But, the African Express Rail now connects all the capitals of our former states, and indeed they will be able to crisscross and see the beauty, culture and diversity of this cradle of humankind.

The marvel of the African Express Rail is that it is not only a high speed-train, with adjacent highways, but also contains pipelines for gas, oil and water, as well as ICT broadband cables: African ownership, integrated planning and execution at its best!

The continental rail and road network that now crisscross Africa, along with our vibrant airlines, our spectacular landscapes and seductive sunsets, the cultural vibes of our cities, makes tourism one of our largest economic sectors.

Our eldest daughter, the linguist, still lectures in Kiswahili in Cabo Verde, at the headquarters of the Pan African Virtual University. Kiswahili is now a major African working language, and a global language taught at most faculties across the world.

Our grandchildren find it very funny how we used to struggle at AU meetings with English, French and Portuguese interpretations, how we used to fight that the English version is not in line with the French or Arabic text!
Now we have a lingua franca, and multi-lingualism is the order of the day.

Remember how we used to complain about our voice not being heard in trade negotiations and the Security Council, how disorganized, sometimes divided and nationalistic we used to be in those forums, how we used to be summoned by various countries to their capitals to discuss their policies on Africa?

How things have changed. The Confederation last year celebrated twenty years since we took our seat as a permanent member of the UN Security Council, and we are a major force for global stability, peace, human rights, progress, tolerance and justice.

My dear friend, I hope to see you next month in Haiti, for the second round of unity talks between the Confederation of African States and the Caribbean states.

This is a logical step, since Pan Africanism had its roots amongst those early generations, as a movement of Africans from the mother continent and the Diaspora for liberation, self-determination and our common progress.

I end this e-mail, and look forward to seeing you in February. I will bring along some of the chocolates from Accra that you so love, which our children can now afford.

Till we meet again, Nkosazana

An ode to a great man: Celebrating Mandela

Africa, African Renaissance, Governance, History in the making, Politics

A bright light has been dimmed in Africa, our motherland. No it hasn’t been switched off, for the legacy of this great nation-builder remains with us. We mourn, we remember but above all we celebrate a life well lived, fighting for peace, dignity and freedom for the down-trodden.  Individuals like Nelson Mandela are not mourned, they are celebrated for he inspired change wherever he went and the millions of condolence messages pouring in are a testimony of the depth of character of this great leader.

Picture Credit-Everett (fineartamerica.com)

Picture Credit-Everett (fineartamerica.com)

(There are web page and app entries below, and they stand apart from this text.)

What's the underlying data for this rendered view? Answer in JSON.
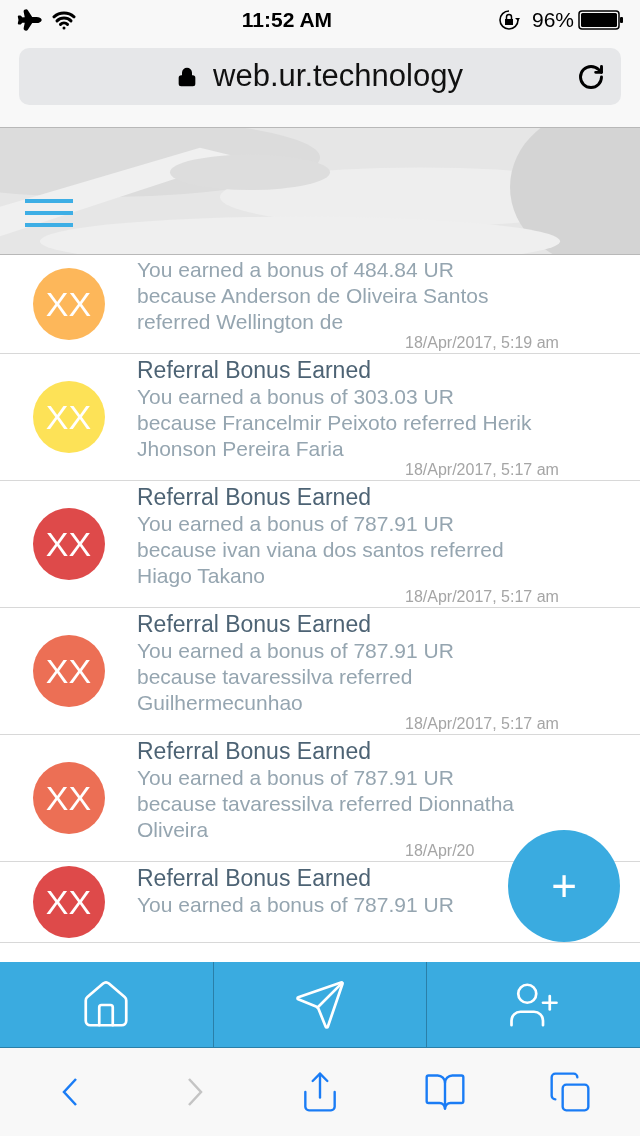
{
  "status_bar": {
    "time": "11:52 AM",
    "battery": "96%"
  },
  "address_bar": {
    "url": "web.ur.technology"
  },
  "notifications": [
    {
      "avatar": "XX",
      "color": "#fdb75a",
      "body": "You earned a bonus of 484.84 UR because Anderson de Oliveira Santos referred Wellington de",
      "date": "18/Apr/2017, 5:19 am"
    },
    {
      "avatar": "XX",
      "color": "#fde257",
      "title": "Referral Bonus Earned",
      "body": "You earned a bonus of 303.03 UR because Francelmir Peixoto referred Herik Jhonson Pereira Faria",
      "date": "18/Apr/2017, 5:17 am"
    },
    {
      "avatar": "XX",
      "color": "#de4a4a",
      "title": "Referral Bonus Earned",
      "body": "You earned a bonus of 787.91 UR because ivan viana dos santos referred Hiago Takano",
      "date": "18/Apr/2017, 5:17 am"
    },
    {
      "avatar": "XX",
      "color": "#ec6f55",
      "title": "Referral Bonus Earned",
      "body": "You earned a bonus of 787.91 UR because tavaressilva referred Guilhermecunhao",
      "date": "18/Apr/2017, 5:17 am"
    },
    {
      "avatar": "XX",
      "color": "#ec6f55",
      "title": "Referral Bonus Earned",
      "body": "You earned a bonus of 787.91 UR because tavaressilva referred Dionnatha Oliveira",
      "date": "18/Apr/20"
    },
    {
      "avatar": "XX",
      "color": "#de4a4a",
      "title": "Referral Bonus Earned",
      "body": "You earned a bonus of 787.91 UR"
    }
  ],
  "fab": {
    "label": "+"
  },
  "tab_bar": [
    {
      "kind": "home"
    },
    {
      "kind": "send"
    },
    {
      "kind": "invite"
    }
  ],
  "browser_toolbar": [
    {
      "kind": "back",
      "disabled": false
    },
    {
      "kind": "forward",
      "disabled": true
    },
    {
      "kind": "share",
      "disabled": false
    },
    {
      "kind": "bookmarks",
      "disabled": false
    },
    {
      "kind": "tabs",
      "disabled": false
    }
  ]
}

He led a selfless life, sacrificed his youth to the advancement of human dignity and the freedom of his nation and people. His courage of conviction led him through the 27 years of incarceration, as he envisioned a free South Africa in which black and white co-existed peacefully. His release signified the beginning of freedom and unity as he sought progress for his country through reconciliation. He inspired many with his integrity and compassion, including myself, and we shall continue to pursue the ideals that he preached and lived.